Ravenscrag Slip

Ravenscrag Slip can be viewed as a 'plastic feldspar' that provides good melting and excellent working properties in a light-colored material.

  • It is feasible to use Ravenscrag Slip 'as is' at cone 10, on either green or bisque-fired ware, to achieve a light-colored silky matte surface. 
  • We refer to Ravenscrag as a 'silty' material because, although it contains enough clay to give it some plasticity and dry hardness, it also contains a variety of other very fine mineral particles that do not interact with water the way clay particles do. The particles give it its melting and application properties.

Process Properties

  • A fundamental advantage of basing your slips and glazes on this material is its application properties.
  • Ravenscrag Slip contains more than 70% native silty clay.
  • A slurry glides onto the ware like silk, and you can apply multiple layers onto bisque or dry ware without drying cracks and crawling problems.
  • Even pure Ravenscrag Slip will resist crawling on sharp interior corners and edges.

Like Albany Slip, Ravenscrag Slip is excellent for underglaze use to achieve variegation and pooling effects (i.e. a dark glossy glaze under a more stable white). However, you will need to test to make sure that the overglaze does not 'pull' on the Ravenscrag Slip underlayer and compromise its dry bond with the body. Use this material as the base for each layer if possible.

Since Ravenscrag Slip is a silty material, it does not work well for burnishing.


Ravenscrag Slip is the opposite of Alberta or Albany Slip: The latter are low melting, plastic, and dark burning; this is higher melting, non-plastic, and light burning. It melts to a semi-matte surface at cone 10. Adding small amounts of feldspar (i.e. 5-10%) will make it flow better and add gloss. We have not had good success with boron frits for cone 10 oxidation use; these tend to produce an uneven blistered surface (although some users have found that gerstley borate is ok as a flux).

Adding about 10% Ferro 3134 frit for cone 6 will produce a similar melt. Increasing the frit to 20% will improve flow and add gloss further. You can add colorants (i.e. stains, metal oxides), variegators (i.e. 5% rutile), and opacifiers (i.e. 10% Zircopax) to create almost any effect.
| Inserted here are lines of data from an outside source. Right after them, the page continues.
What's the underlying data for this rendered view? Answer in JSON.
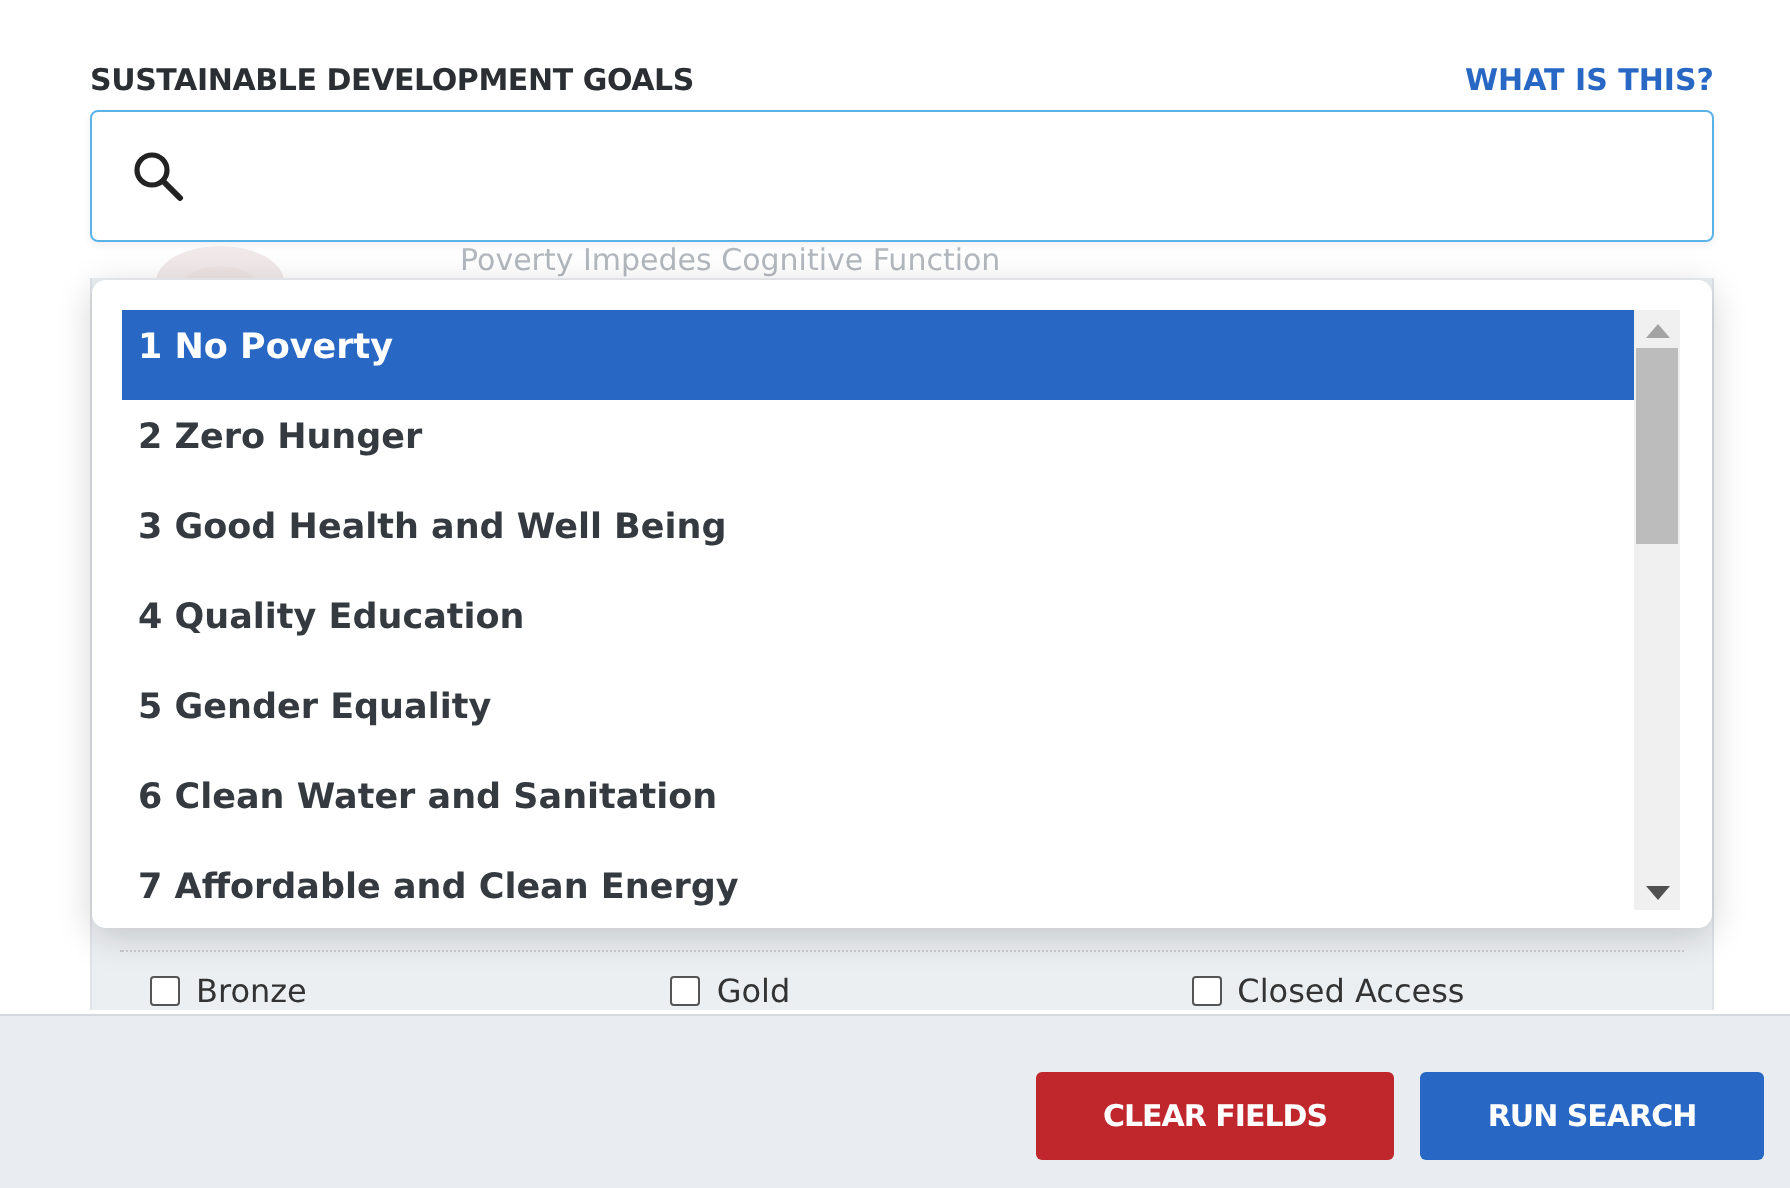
{
  "filter": {
    "label": "SUSTAINABLE DEVELOPMENT GOALS",
    "help_link": "WHAT IS THIS?"
  },
  "background": {
    "ghost_title": "Poverty Impedes Cognitive Function",
    "checkboxes": [
      {
        "label": "Bronze",
        "checked": false
      },
      {
        "label": "Gold",
        "checked": false
      },
      {
        "label": "Closed Access",
        "checked": false
      }
    ]
  },
  "dropdown": {
    "options": [
      {
        "label": "1 No Poverty",
        "selected": true
      },
      {
        "label": "2 Zero Hunger",
        "selected": false
      },
      {
        "label": "3 Good Health and Well Being",
        "selected": false
      },
      {
        "label": "4 Quality Education",
        "selected": false
      },
      {
        "label": "5 Gender Equality",
        "selected": false
      },
      {
        "label": "6 Clean Water and Sanitation",
        "selected": false
      },
      {
        "label": "7 Affordable and Clean Energy",
        "selected": false
      }
    ]
  },
  "buttons": [
    {
      "label": "CLEAR FIELDS",
      "kind": "danger"
    },
    {
      "label": "RUN SEARCH",
      "kind": "primary"
    }
  ]
}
Since it is basically a clay material, a significant amount of gas is generated during decomposition during melting. If not fired high enough and not fluxed adequately, very thick layers could tend to form unbroken bubbles in the glaze layer.

Unless well melted, this material does not smooth out as well on coarser stoneware bodies as on bodies made from refined kaolins, ball clays, feldspar, etc. Some stonewares seem to generate gases at the 'wrong time' during the firing cycle, and Ravencrag bubbles up badly if the firing schedule is not right.

It is important to remember: Ravenscrag is a base material on which to build slips and glazes. By itself, it is simply a milky glaze; it needs opacifiers, colors, and variegators to produce visually interesting surfaces.

information source:  Ravenscrag, ltd.


Color Product SKU Description Lbs Add
CRRAVSRaw Clay     Add
Raw Materials / Slips: Albany, Alberta, Sheffield / Ravenscrag Slip